### Task prompt
The data below is to be written out exactly, with no pictures.

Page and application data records
• • • •

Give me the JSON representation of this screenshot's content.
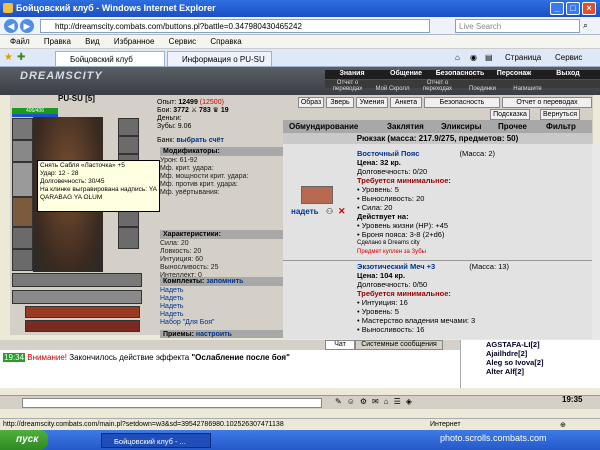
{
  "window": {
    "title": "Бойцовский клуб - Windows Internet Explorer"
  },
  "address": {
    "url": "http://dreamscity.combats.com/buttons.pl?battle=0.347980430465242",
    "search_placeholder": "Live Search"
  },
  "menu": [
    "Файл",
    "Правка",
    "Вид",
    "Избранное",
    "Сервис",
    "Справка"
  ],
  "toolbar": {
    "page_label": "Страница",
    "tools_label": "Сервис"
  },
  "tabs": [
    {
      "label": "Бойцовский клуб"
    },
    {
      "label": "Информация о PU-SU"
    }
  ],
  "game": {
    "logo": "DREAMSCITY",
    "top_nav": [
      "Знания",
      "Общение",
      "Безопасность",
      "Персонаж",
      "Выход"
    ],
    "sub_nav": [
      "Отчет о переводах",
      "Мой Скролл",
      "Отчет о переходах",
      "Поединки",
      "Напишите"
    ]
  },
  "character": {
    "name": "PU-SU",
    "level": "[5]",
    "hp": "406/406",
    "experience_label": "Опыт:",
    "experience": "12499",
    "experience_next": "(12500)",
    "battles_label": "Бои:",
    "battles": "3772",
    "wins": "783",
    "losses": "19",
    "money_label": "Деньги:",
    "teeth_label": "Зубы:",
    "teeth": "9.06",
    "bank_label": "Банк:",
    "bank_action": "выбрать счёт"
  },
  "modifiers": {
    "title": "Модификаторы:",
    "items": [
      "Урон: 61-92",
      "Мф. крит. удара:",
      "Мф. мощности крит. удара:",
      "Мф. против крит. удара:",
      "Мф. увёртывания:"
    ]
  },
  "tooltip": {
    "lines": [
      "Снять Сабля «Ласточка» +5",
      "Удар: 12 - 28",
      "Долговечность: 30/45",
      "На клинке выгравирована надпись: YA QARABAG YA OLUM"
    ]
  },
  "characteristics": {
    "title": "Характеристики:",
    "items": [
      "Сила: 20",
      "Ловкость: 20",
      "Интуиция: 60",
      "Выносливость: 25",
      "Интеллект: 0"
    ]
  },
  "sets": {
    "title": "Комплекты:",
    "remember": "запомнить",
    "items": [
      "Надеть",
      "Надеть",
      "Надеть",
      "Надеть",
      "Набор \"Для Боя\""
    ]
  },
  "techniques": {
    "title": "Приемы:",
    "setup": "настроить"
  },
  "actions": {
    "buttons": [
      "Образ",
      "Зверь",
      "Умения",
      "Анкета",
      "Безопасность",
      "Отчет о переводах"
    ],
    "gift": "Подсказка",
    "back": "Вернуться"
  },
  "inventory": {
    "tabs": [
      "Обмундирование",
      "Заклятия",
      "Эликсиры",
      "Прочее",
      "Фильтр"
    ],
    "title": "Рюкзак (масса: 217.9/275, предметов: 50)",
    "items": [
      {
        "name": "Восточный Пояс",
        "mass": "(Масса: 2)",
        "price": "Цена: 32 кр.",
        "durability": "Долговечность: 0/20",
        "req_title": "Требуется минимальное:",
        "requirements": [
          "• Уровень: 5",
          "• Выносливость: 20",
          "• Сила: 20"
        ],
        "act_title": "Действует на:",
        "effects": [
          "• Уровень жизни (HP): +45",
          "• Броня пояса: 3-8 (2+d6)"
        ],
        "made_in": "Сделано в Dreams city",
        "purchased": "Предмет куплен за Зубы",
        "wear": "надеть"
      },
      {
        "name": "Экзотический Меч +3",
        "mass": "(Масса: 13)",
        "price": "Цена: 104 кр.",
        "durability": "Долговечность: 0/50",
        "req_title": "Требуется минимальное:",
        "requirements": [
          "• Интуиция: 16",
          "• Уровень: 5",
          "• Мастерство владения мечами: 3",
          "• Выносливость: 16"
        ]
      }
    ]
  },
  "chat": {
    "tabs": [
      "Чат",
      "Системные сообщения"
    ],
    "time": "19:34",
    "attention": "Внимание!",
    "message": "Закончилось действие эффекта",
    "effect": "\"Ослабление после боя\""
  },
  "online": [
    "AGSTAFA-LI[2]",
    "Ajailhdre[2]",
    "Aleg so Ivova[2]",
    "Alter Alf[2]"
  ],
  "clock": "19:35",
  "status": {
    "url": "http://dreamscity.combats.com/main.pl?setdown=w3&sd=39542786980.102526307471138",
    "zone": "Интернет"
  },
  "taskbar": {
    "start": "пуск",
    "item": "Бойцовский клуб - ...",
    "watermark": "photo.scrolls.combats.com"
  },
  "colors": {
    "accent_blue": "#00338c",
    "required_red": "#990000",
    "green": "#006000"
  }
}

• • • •

### Written answer
Give me the JSON representation of this screenshot's content.
{
  "window": {
    "title": "Бойцовский клуб - Windows Internet Explorer"
  },
  "address": {
    "url": "http://dreamscity.combats.com/buttons.pl?battle=0.347980430465242",
    "search_placeholder": "Live Search"
  },
  "menu": [
    "Файл",
    "Правка",
    "Вид",
    "Избранное",
    "Сервис",
    "Справка"
  ],
  "toolbar": {
    "page_label": "Страница",
    "tools_label": "Сервис"
  },
  "tabs": [
    {
      "label": "Бойцовский клуб"
    },
    {
      "label": "Информация о PU-SU"
    }
  ],
  "game": {
    "logo": "DREAMSCITY",
    "top_nav": [
      "Знания",
      "Общение",
      "Безопасность",
      "Персонаж",
      "Выход"
    ],
    "sub_nav": [
      "Отчет о переводах",
      "Мой Скролл",
      "Отчет о переходах",
      "Поединки",
      "Напишите"
    ]
  },
  "character": {
    "name": "PU-SU",
    "level": "[5]",
    "hp": "406/406",
    "experience_label": "Опыт:",
    "experience": "12499",
    "experience_next": "(12500)",
    "battles_label": "Бои:",
    "battles": "3772",
    "wins": "783",
    "losses": "19",
    "money_label": "Деньги:",
    "teeth_label": "Зубы:",
    "teeth": "9.06",
    "bank_label": "Банк:",
    "bank_action": "выбрать счёт"
  },
  "modifiers": {
    "title": "Модификаторы:",
    "items": [
      "Урон: 61-92",
      "Мф. крит. удара:",
      "Мф. мощности крит. удара:",
      "Мф. против крит. удара:",
      "Мф. увёртывания:"
    ]
  },
  "tooltip": {
    "lines": [
      "Снять Сабля «Ласточка» +5",
      "Удар: 12 - 28",
      "Долговечность: 30/45",
      "На клинке выгравирована надпись: YA QARABAG YA OLUM"
    ]
  },
  "characteristics": {
    "title": "Характеристики:",
    "items": [
      "Сила: 20",
      "Ловкость: 20",
      "Интуиция: 60",
      "Выносливость: 25",
      "Интеллект: 0"
    ]
  },
  "sets": {
    "title": "Комплекты:",
    "remember": "запомнить",
    "items": [
      "Надеть",
      "Надеть",
      "Надеть",
      "Надеть",
      "Набор \"Для Боя\""
    ]
  },
  "techniques": {
    "title": "Приемы:",
    "setup": "настроить"
  },
  "actions": {
    "buttons": [
      "Образ",
      "Зверь",
      "Умения",
      "Анкета",
      "Безопасность",
      "Отчет о переводах"
    ],
    "gift": "Подсказка",
    "back": "Вернуться"
  },
  "inventory": {
    "tabs": [
      "Обмундирование",
      "Заклятия",
      "Эликсиры",
      "Прочее",
      "Фильтр"
    ],
    "title": "Рюкзак (масса: 217.9/275, предметов: 50)",
    "items": [
      {
        "name": "Восточный Пояс",
        "mass": "(Масса: 2)",
        "price": "Цена: 32 кр.",
        "durability": "Долговечность: 0/20",
        "req_title": "Требуется минимальное:",
        "requirements": [
          "• Уровень: 5",
          "• Выносливость: 20",
          "• Сила: 20"
        ],
        "act_title": "Действует на:",
        "effects": [
          "• Уровень жизни (HP): +45",
          "• Броня пояса: 3-8 (2+d6)"
        ],
        "made_in": "Сделано в Dreams city",
        "purchased": "Предмет куплен за Зубы",
        "wear": "надеть"
      },
      {
        "name": "Экзотический Меч +3",
        "mass": "(Масса: 13)",
        "price": "Цена: 104 кр.",
        "durability": "Долговечность: 0/50",
        "req_title": "Требуется минимальное:",
        "requirements": [
          "• Интуиция: 16",
          "• Уровень: 5",
          "• Мастерство владения мечами: 3",
          "• Выносливость: 16"
        ]
      }
    ]
  },
  "chat": {
    "tabs": [
      "Чат",
      "Системные сообщения"
    ],
    "time": "19:34",
    "attention": "Внимание!",
    "message": "Закончилось действие эффекта",
    "effect": "\"Ослабление после боя\""
  },
  "online": [
    "AGSTAFA-LI[2]",
    "Ajailhdre[2]",
    "Aleg so Ivova[2]",
    "Alter Alf[2]"
  ],
  "clock": "19:35",
  "status": {
    "url": "http://dreamscity.combats.com/main.pl?setdown=w3&sd=39542786980.102526307471138",
    "zone": "Интернет"
  },
  "taskbar": {
    "start": "пуск",
    "item": "Бойцовский клуб - ...",
    "watermark": "photo.scrolls.combats.com"
  },
  "colors": {
    "accent_blue": "#00338c",
    "required_red": "#990000",
    "green": "#006000"
  }
}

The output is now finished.